The courses are challenging, Sacks added.

“I think the student that [we] have is a little more motivated,” said Beth Timmons, a math professor at BridgeValley who teaches Win Academy students.

While the school has drawn top-performing students, Sacks emphasized that she wanted the program to be accessible to students who desire a well-paying job in the health care industry. Two academy students are experiencing homelessness, she said.

“Now, [they’re] going to have a job that pays a real livable wage,” she said. “I am amazed by them.”

Once students graduate from high school, they’re automatically enrolled in BridgeValley’s second-year nursing program where they can complete their RN degree one year after high school graduation. BridgeValley’s graduation rate is around 75%, Sacks said.

Academy students can opt to transfer to a four-year university to earn their bachelor’s in nursing, where they’d likely enroll as juniors with their first two years earned at no cost. At least one student, according to Sacks, is using the opportunity to jumpstart a plan to attend medical school. Another student realized that she didn’t like traditional nursing, so faculty helped her pursue other options, like sonography.

Charter school will expand to include manufacturing

BridgeValley will expand its charter school offerings next year with a manufacturing-focused program.

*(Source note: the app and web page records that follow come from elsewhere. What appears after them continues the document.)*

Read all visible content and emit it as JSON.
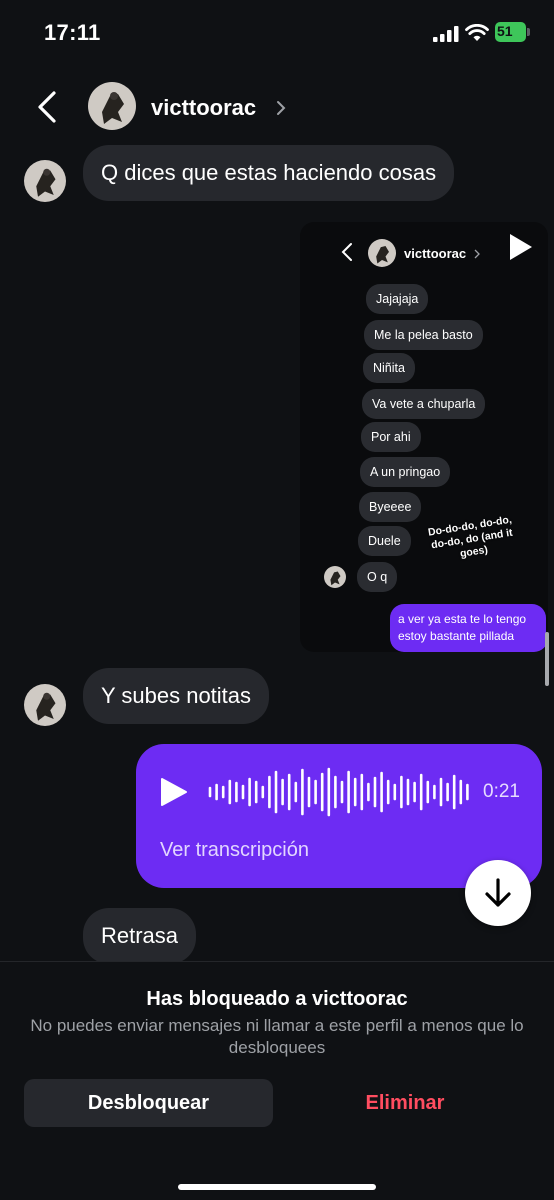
{
  "status_bar": {
    "time": "17:11",
    "battery": "51"
  },
  "header": {
    "username": "victtoorac"
  },
  "messages": {
    "incoming_1": "Q dices que estas haciendo cosas",
    "incoming_2": "Y subes notitas",
    "incoming_3": "Retrasa"
  },
  "shared_screenshot": {
    "username": "victtoorac",
    "bubbles": [
      "Jajajaja",
      "Me la pelea basto",
      "Niñita",
      "Va vete a chuparla",
      "Por ahi",
      "A un pringao",
      "Byeeee",
      "Duele",
      "O q"
    ],
    "sticker_text": "Do-do-do, do-do, do-do, do (and it goes)",
    "outgoing_text": "a ver ya esta te lo tengo estoy bastante pillada"
  },
  "voice_message": {
    "duration": "0:21",
    "transcript_label": "Ver transcripción"
  },
  "block_panel": {
    "title": "Has bloqueado a victtoorac",
    "description": "No puedes enviar mensajes ni llamar a este perfil a menos que lo desbloquees",
    "unblock_label": "Desbloquear",
    "delete_label": "Eliminar"
  },
  "colors": {
    "background": "#0f1114",
    "incoming_bubble": "#26282d",
    "outgoing_bubble": "#6d2cf3",
    "delete_red": "#ff4d60",
    "battery_green": "#3ec65a"
  },
  "icons": [
    "back-icon",
    "chevron-right-icon",
    "play-icon",
    "arrow-down-icon",
    "signal-icon",
    "wifi-icon",
    "battery-icon"
  ]
}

The college, authorized to admit up to 120 high school students, already offered programs in manufacturing technology.

Sacks said a nearby Toyota executive asked for the program to help address a regional workforce shortage. Families were also asking for other dual-enrollment opportunities besides nursing, she added.

The West Virginia Professional Charter School Board signed off on the idea earlier this week, and the enrollment for juniors and seniors is expected to launch early next year for the 2024-25 school year.

“The junior year will look very similar [as nursing]… then It allows students to transition in their senior year into manufacturing specific courses instead of nursing specific courses,” Sacks said.

After high school graduation, local manufacturing jobs are expected to pay around $80,000.

BridgeValley plans to hold a graduation next spring for its inaugural Win Academy students.

Frame and Persinger laughed as they discussed plans for senior photos and graduation gowns.

“You have to be mature for your age to be able to handle this and all the stress and work that comes with this,” Persinger said. “But, it’s worth it if you know what you want.”

West Virginia Watch is part of States Newsroom, a nonprofit news network supported by grants and a coalition of donors as a 501c(3) public charity. West Virginia Watch maintains editorial independence. Contact Editor Leann Ray for questions: Follow West Virginia Watch on Facebook and Twitter.